Between her third and fourth year of university, she went on a Roman excavation in Jordan, but was left feeling like what she had researched simply wasn’t old enough.
So when von Petzinger returned to Victoria, she signed up for a stone age art class, paving the way to a project that’s caught the eye of National Geographic.
Working as a University of Victoria PhD candidate, the 39-year-old and her husband, who works as a photographer/filmmaker, spent two years exploring 52 caves throughout France, Spain, Portugal and Sicily, searching for abstract geometric signs such as dots, lines and squiggles.
Since some of the caves had already received a lot of attention from researchers, von Petzinger decided to focus on the lesser known cases – some in which nobody had stepped foot in for 50 years.
“Many of them, people have literally been into them once, made a note that there was some art, slammed a gate on it to protect it and nobody has been back since,” said von Petzinger.
“I never really knew what I was going find, which was always so exciting.”
Having the right equipment was key to the project being a success.
Working with a local archeologist, the couple brought powerful lights, using blue light as opposed to the traditional yellow emitted from flashlights.
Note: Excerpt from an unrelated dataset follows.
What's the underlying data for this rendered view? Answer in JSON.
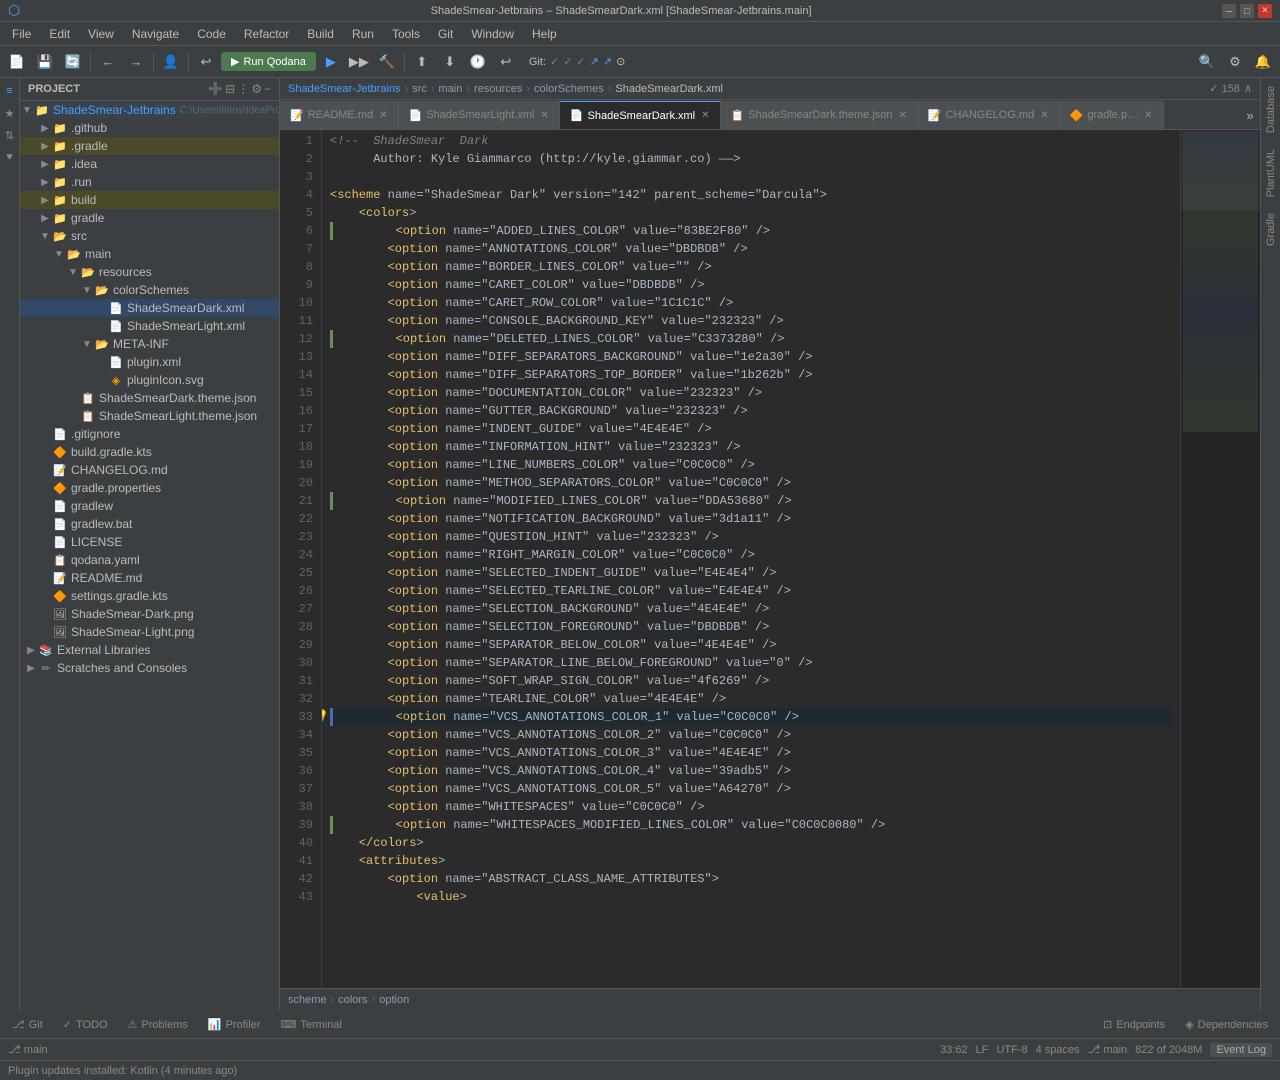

As a result, the couple found many pieces of art that had never been documented before.
In one cave, von Petzinger noticed a smear of red paint. Thanks to the couple’s technology, she discovered it was actually a deer that was 10,000 to 40,000 years old.
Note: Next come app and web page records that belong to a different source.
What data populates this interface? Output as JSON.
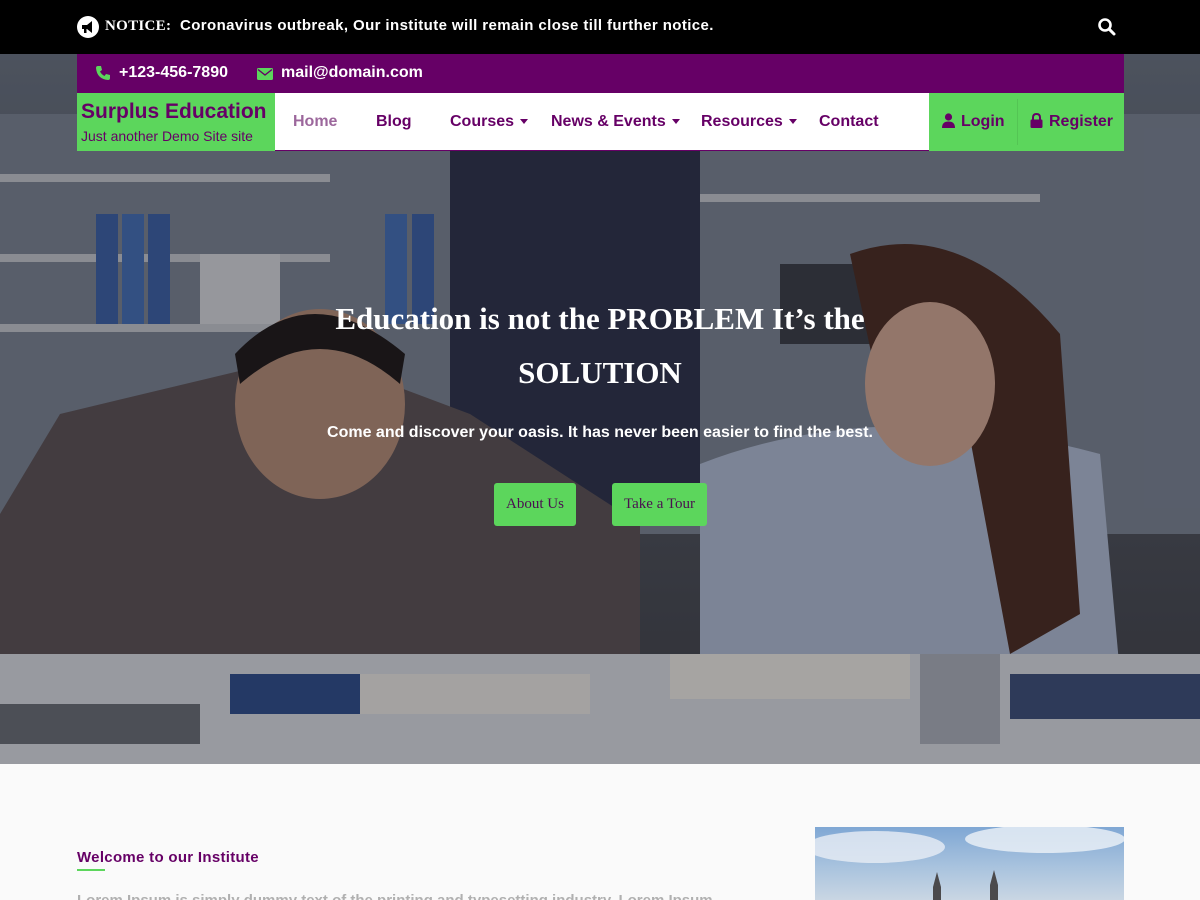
{
  "notice": {
    "label": "NOTICE:",
    "text": "Coronavirus outbreak, Our institute will remain close till further notice.",
    "icon": "megaphone-icon",
    "search_icon": "search-icon"
  },
  "contact": {
    "phone": "+123-456-7890",
    "email": "mail@domain.com"
  },
  "brand": {
    "name": "Surplus Education",
    "tagline": "Just another Demo Site site"
  },
  "nav": {
    "items": [
      {
        "label": "Home",
        "active": true
      },
      {
        "label": "Blog"
      },
      {
        "label": "Courses",
        "dropdown": true
      },
      {
        "label": "News & Events",
        "dropdown": true
      },
      {
        "label": "Resources",
        "dropdown": true
      },
      {
        "label": "Contact"
      }
    ]
  },
  "auth": {
    "login": "Login",
    "register": "Register"
  },
  "hero": {
    "title": "Education is not the PROBLEM It’s the SOLUTION",
    "subtitle": "Come and discover your oasis. It has never been easier to find the best.",
    "buttons": [
      "About Us",
      "Take a Tour"
    ]
  },
  "welcome": {
    "heading": "Welcome to our Institute",
    "text": "Lorem Ipsum is simply dummy text of the printing and typesetting industry. Lorem Ipsum"
  },
  "colors": {
    "brand_purple": "#660066",
    "accent_green": "#5cd65c",
    "notice_bg": "#000000"
  }
}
“You couldn’t see it with your eye anymore. You can imagine with that kind of time frame, things are going to vanish,” she said. “It was really exciting to be able to show you can find art that’s vanished from the walls, but it’s still there. I think that opens up some really exciting possibilities for some of the sites we know really well. There may be more art hiding in there.”
The caves von Petzinger found most intriguing were the ones where art was discovered a kilometre or more underground. In a few caves in Spain, the art didn’t start until a kilometre below the Earth’s surface, and other art was placed in cramped spaces. It left von Petzinger wondering what drew people with limited light so deep into to the cave.
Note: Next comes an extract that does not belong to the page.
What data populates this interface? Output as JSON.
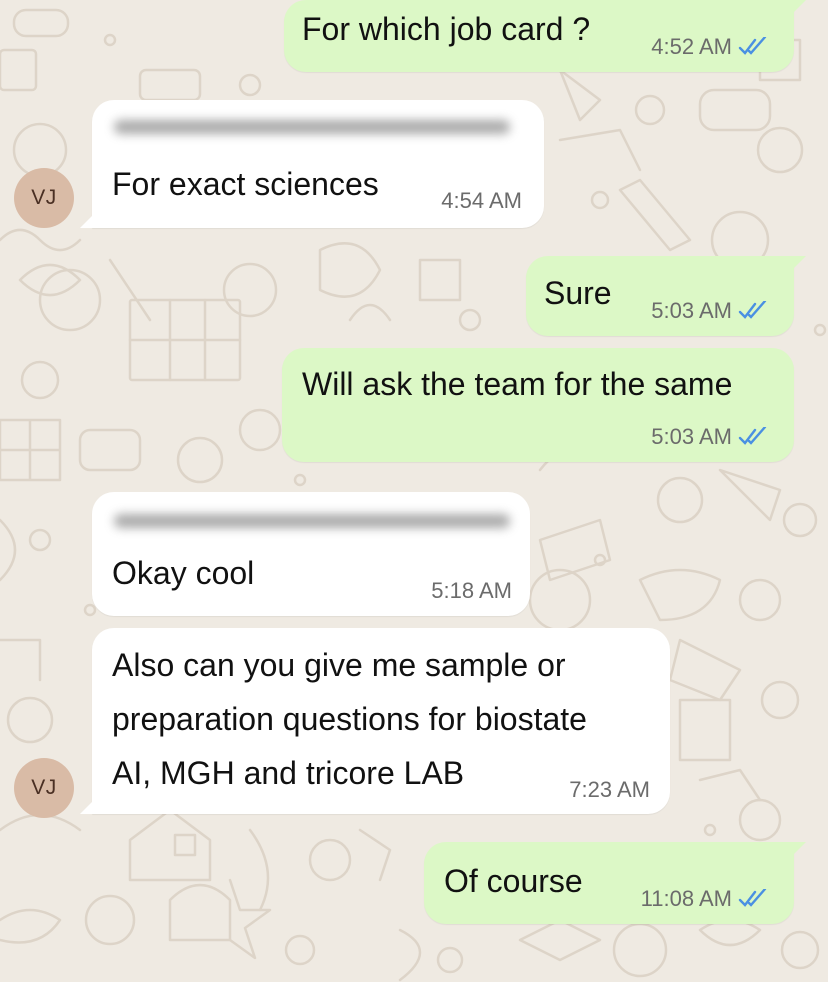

When comparing the dots, lines and squiggles found in the caves, von Petzinger found that 26 specific signs repeated across space and time, proving that ancient humans used written communication tens of thousands of years earlier than scholars once thought.
“The way they were using them really suggests they were meaningful. They were not just picked because of their decorative qualities. What that suggests is that other people must have understood what they meant and were using the same ones probably for the same reasons,” said von Petzinger, adding the very first marks were found in Africa and date back 100,000 years.
“Every time I stand in front of this incredibly old painting or engraving made by someone who is just like me, but separated by so much time, it’s actually hard to conceive…What I find very fascinating is trying to understand, when did we become us and how might that have happened?”
In February, van Petzinger received an email out of the blue from the National Geographic Society, informing her that she had been selected as one of 13 people from around the globe for a National Geographic Emerging Explorer award.
Von Petzinger is thrilled about the recognition, calling it a huge honour, and hopes it will open doors for a number of new projects she already has in mind.
Goals include returning to cave sites in France and Portgual, and using robots to explore underwater caves that are 30 metres deep off the coast of Spain. During the ice age, ocean water levels were much lower than they are now, she explained, so 15 kilometres of where people lived along the coast thousands of years ago is lost beneath the sea.
Von Petzinger also recently released a book, The First Signs, about her cave project.
National Geographic’s Emerging Explorers Program recognizes and supports uniquely gifted and inspiring scientists, conservationists, storytellers and innovators – explorers who are already making a difference early in their careers. Recipients receive $10,000 for research and exploration.